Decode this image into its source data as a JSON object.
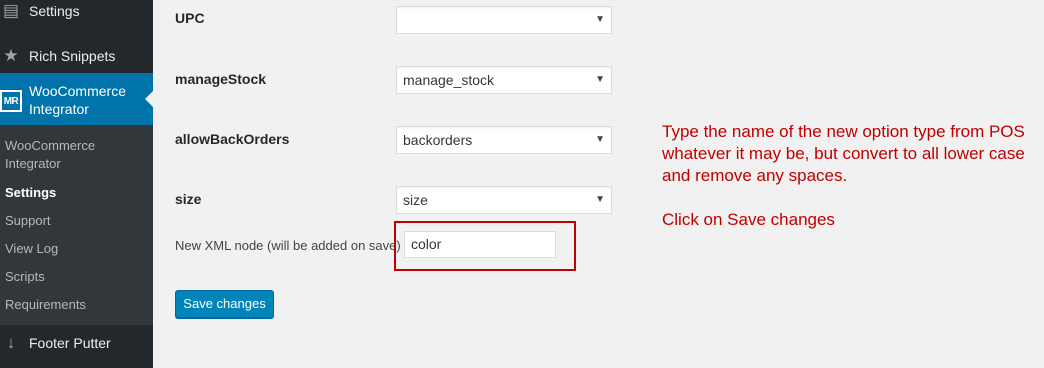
{
  "sidebar": {
    "top_items": [
      {
        "label": "Settings"
      },
      {
        "label": "Rich Snippets"
      },
      {
        "label": "WooCommerce Integrator",
        "icon_text": "MR"
      },
      {
        "label": "Footer Putter"
      }
    ],
    "submenu": [
      "WooCommerce Integrator",
      "Settings",
      "Support",
      "View Log",
      "Scripts",
      "Requirements"
    ],
    "current_sub": "Settings"
  },
  "form": {
    "fields": [
      {
        "label": "UPC",
        "value": ""
      },
      {
        "label": "manageStock",
        "value": "manage_stock"
      },
      {
        "label": "allowBackOrders",
        "value": "backorders"
      },
      {
        "label": "size",
        "value": "size"
      }
    ],
    "new_node_label": "New XML node (will be added on save)",
    "new_node_value": "color",
    "save_label": "Save changes"
  },
  "annotation": {
    "para1": "Type the name of the new option type from POS  whatever it may be, but convert to all lower case and remove any spaces.",
    "para2": "Click on Save changes"
  },
  "colors": {
    "sidebar": "#23282d",
    "submenu": "#32373c",
    "active": "#0073aa",
    "button": "#0085ba",
    "annotation": "#c00000"
  }
}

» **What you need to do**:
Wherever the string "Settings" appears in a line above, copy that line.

» **Answer**:
        "label": "Settings"
      "Settings",
    "current_sub": "Settings"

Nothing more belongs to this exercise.